In the 1700s, there were a number of reasons why so many children sadly perished. At the time, medical care was extremely limited, particularly in rural areas, meaning that even basic illnesses could be life-threatening.

People often lacked the knowledge and resources to properly diagnose and treat illnesses, leading to high mortality rates. Furthermore, infant mortality was extremely high due to the prevalence of dangerous infectious diseases such as smallpox, measles, and typhoid.

Poor nutrition and a lack of hygiene also contributed to the deaths of many children, as sanitary practices were not particularly widespread at the time. Other preventable causes of death included exposure, accidents, and child labor, as well as the very common occurrence of childbirth-related mortality.
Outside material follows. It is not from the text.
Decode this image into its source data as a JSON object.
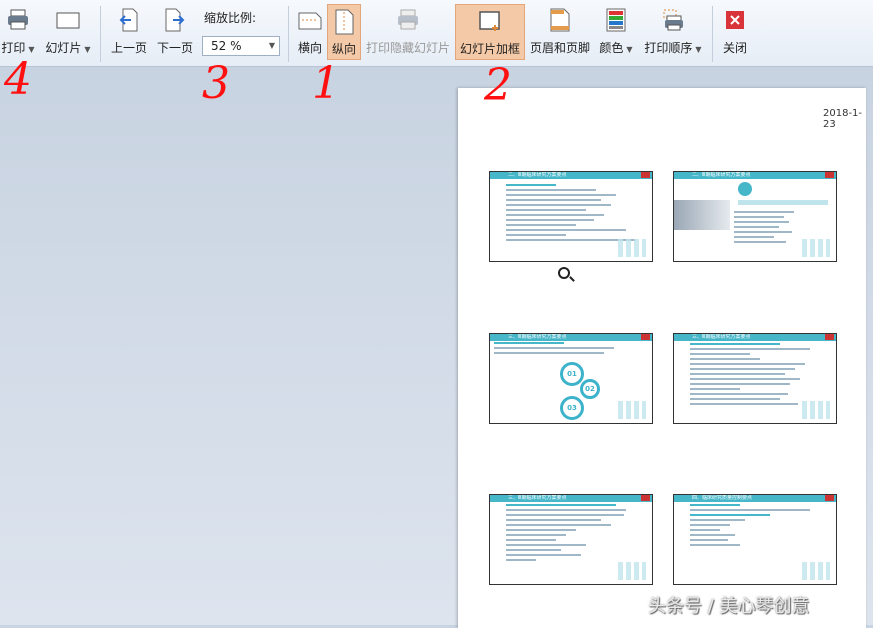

Despite these grim conditions, families had little control over their fate as death was such a frequent occurrence in the 1700s.

What killed most people in 1800s?

In the 1800s, infectious diseases killed the most people. Cholera, a water-borne illness, caused an outbreak in many countries during this time period, resulting in high death tolls. Tuberculosis was another major cause of death, particularly before the advent of antibiotics.

Smallpox, typhoid, and diphtheria were also deadly illnesses. Additionally, infant and childhood mortality was very common due to diseases and poor healthcare, and many women died from complications related to childbirth.

Poor nutrition, combined with overcrowded living conditions, made many people more susceptible to disease. There were also some epidemics of yellow fever in certain regions of the world during the 1800s.

Why was life expectancy so low in the 1800s?

Life expectancy in the 1800s was so low due to a variety of factors. Early medicine was still in its infancy and there was a lack of knowledge and understanding of illnesses and how to treat them. This left many conditions and diseases untreated and often fatal.

Poor sanitation also contributed to many preventable diseases, and the drastic gaps in living conditions between the wealthy and the poor allowed little chance for those in poverty to receive proper medical treatment.

In addition, the agricultural revolution of the time was linked to a number of medical issues due to the poor working and living conditions of laborers. Childbirth was a major contributor to low life expectancy, as well; a lack of understanding of the process of childbirth put mothers at great risk of death from postnatal fever, tetanus, and blood loss.

The lack of vitamins and minerals in the diets of many, particularly those of the lower classes, meant that illnesses such as rickets and scurvy were common and contributed to lower life expectancies.

Was there a plague in 1880?

No, there was not a plague in 1880. The last major plague epidemic, also known as the Third Pandemic, occurred between 1855 and 1959. It began in China and swept through the Mediterranean and finally Western Europe.

This was caused by the Yersinia pestis bacterium and was responsible for up to 12 million deaths worldwide. The last major outbreak of plague before that occurred in the 17th century and was responsible for killing an estimated 75-200 million Europeans.